To this day, the smell of gas makes me nauseous. We would sit for what seemed like days, but was probably a few hours, waiting to fill up the gas tank of my mother’s 1973 Impala. 

Even at the tender age of seven, by that time, I was getting a taste of how bad governance and bad foreign policy, can make life more difficult than it needed to be for regular Americans. Perhaps this marked me because I became an active political watcher, and now, as an adult, I am an active political participant and activist. Much of what my mother taught me was caught. She didn’t actively lay out lessons, but I learned to watch and glean.

We were by no means rich, but my mother was the most hospitable of humans, especially with family. We always had a full refrigerator and open arms. Two of my cousins lived with us for a short time, and Mom also took in foster children. Mom was old school when it came to discipline and punishment, so the few problem children we encountered when they first arrived, left our home knowing how to say, “Yes Ma’am,” and “No Ma’am,” a set of manners, and a healthy respect for authority. She quietly made an impact; perhaps larger than we know.

Mom was also a voracious reader. I learned to read before I was five, and that love of the written word was passed on (obviously). I remember when I had my first published article at the age of 15; Mom was so proud and sent copies of the publication to my aunts and uncles. 

My mother worked a swing shift, which allowed her to be home during the day so she could attend to teacher meetings and educational issues for us. Mom was very stealthy about this: a velvet hammer, and an active participant in our education. She moved me and my youngest brother from public school to a parochial school when she felt we were not getting the education we needed. She also took the parochial school principal’s recommendation that instead of attending a parochial high school, I should be placed in a college preparatory school. That was a difficult adjustment for pre-teen me, but in hindsight, she made the right choice, and I am thankful for her discerning hand.

Probably the greatest gift Mom gave us was a work ethic. Whether it is a job well done or an article well-written, I owe the importance of presenting my best self to my mother. She went from a stay-at-home mom to being forced back into the workplace, and she did it all with grace, while also raising seven children. My mother took a secretarial course to pick up typing and shorthand skills—again, this was the 1970s—and she found a job doing that, and then moved up to become an underwriting assistant at an insurance firm. Toward the end, she didn’t love her job, but her work ethic and need to provide for her family allowed her to stick with it and continue to do well. 

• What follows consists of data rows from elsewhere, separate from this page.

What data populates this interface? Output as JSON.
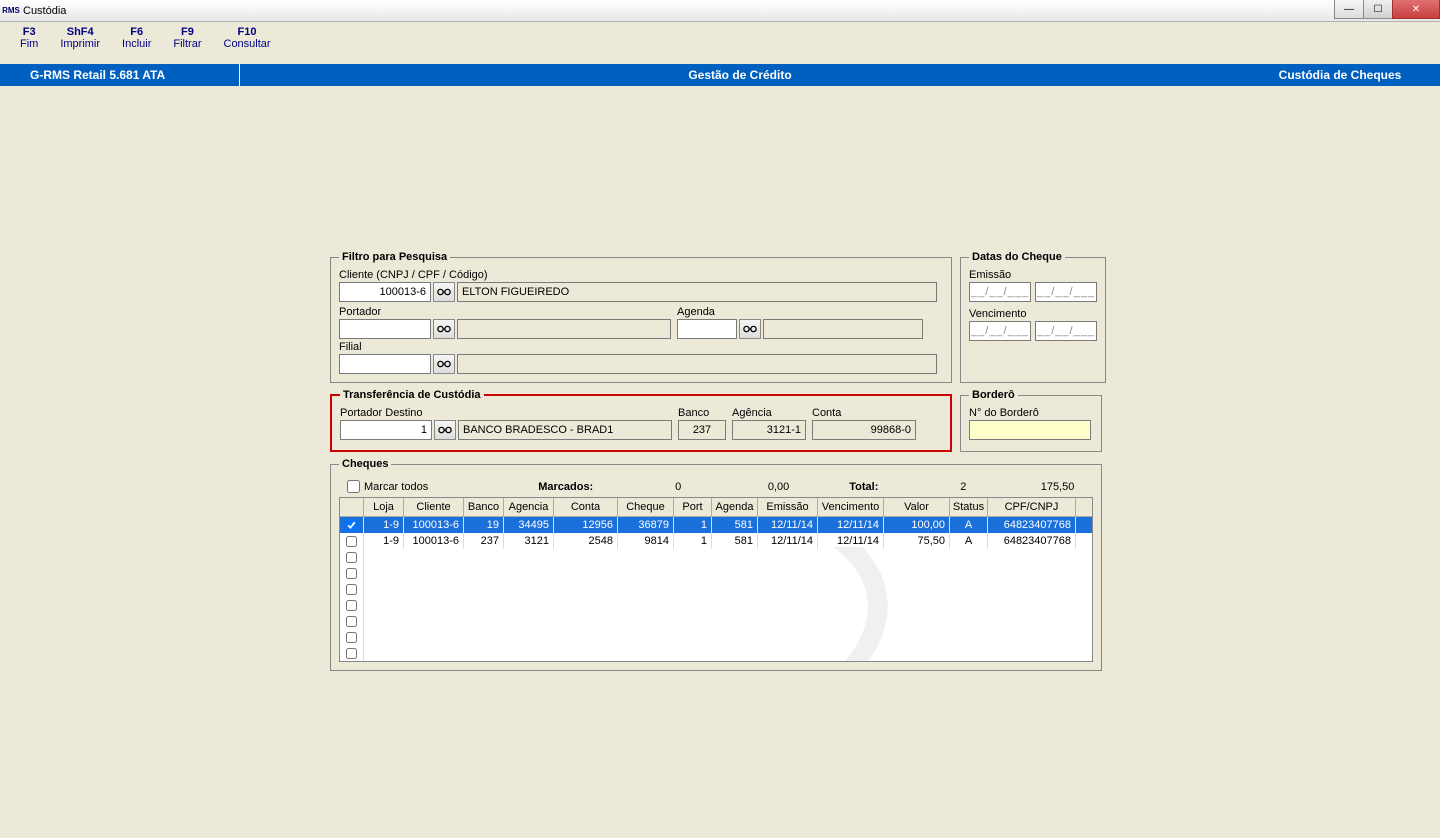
{
  "window": {
    "title": "Custódia"
  },
  "menu": [
    {
      "fk": "F3",
      "label": "Fim"
    },
    {
      "fk": "ShF4",
      "label": "Imprimir"
    },
    {
      "fk": "F6",
      "label": "Incluir"
    },
    {
      "fk": "F9",
      "label": "Filtrar"
    },
    {
      "fk": "F10",
      "label": "Consultar"
    }
  ],
  "bluebar": {
    "left": "G-RMS Retail 5.681 ATA",
    "center": "Gestão de Crédito",
    "right": "Custódia de Cheques"
  },
  "filtro": {
    "legend": "Filtro para Pesquisa",
    "cliente_label": "Cliente (CNPJ / CPF / Código)",
    "cliente_code": "100013-6",
    "cliente_name": "ELTON FIGUEIREDO",
    "portador_label": "Portador",
    "portador_code": "",
    "portador_name": "",
    "agenda_label": "Agenda",
    "agenda_code": "",
    "agenda_name": "",
    "filial_label": "Filial",
    "filial_code": "",
    "filial_name": ""
  },
  "datas": {
    "legend": "Datas do Cheque",
    "emissao_label": "Emissão",
    "vencimento_label": "Vencimento",
    "placeholder": "__/__/___"
  },
  "transferencia": {
    "legend": "Transferência de Custódia",
    "portador_destino_label": "Portador Destino",
    "portador_destino_code": "1",
    "portador_destino_name": "BANCO BRADESCO - BRAD1",
    "banco_label": "Banco",
    "banco": "237",
    "agencia_label": "Agência",
    "agencia": "3121-1",
    "conta_label": "Conta",
    "conta": "99868-0"
  },
  "bordero": {
    "legend": "Borderô",
    "numero_label": "N° do Borderô",
    "numero": ""
  },
  "cheques": {
    "legend": "Cheques",
    "marcar_todos": "Marcar todos",
    "marcados_label": "Marcados:",
    "marcados_count": "0",
    "marcados_sum": "0,00",
    "total_label": "Total:",
    "total_count": "2",
    "total_sum": "175,50",
    "columns": [
      "",
      "Loja",
      "Cliente",
      "Banco",
      "Agencia",
      "Conta",
      "Cheque",
      "Port",
      "Agenda",
      "Emissão",
      "Vencimento",
      "Valor",
      "Status",
      "CPF/CNPJ"
    ],
    "rows": [
      {
        "checked": true,
        "selected": true,
        "loja": "1-9",
        "cliente": "100013-6",
        "banco": "19",
        "agencia": "34495",
        "conta": "12956",
        "cheque": "36879",
        "port": "1",
        "agenda": "581",
        "emissao": "12/11/14",
        "venc": "12/11/14",
        "valor": "100,00",
        "status": "A",
        "cpf": "64823407768"
      },
      {
        "checked": false,
        "selected": false,
        "loja": "1-9",
        "cliente": "100013-6",
        "banco": "237",
        "agencia": "3121",
        "conta": "2548",
        "cheque": "9814",
        "port": "1",
        "agenda": "581",
        "emissao": "12/11/14",
        "venc": "12/11/14",
        "valor": "75,50",
        "status": "A",
        "cpf": "64823407768"
      }
    ]
  }
}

Family, community, education, and showing up in the world are all gifts given to me by my single mother, and I am very thankful to this day for it.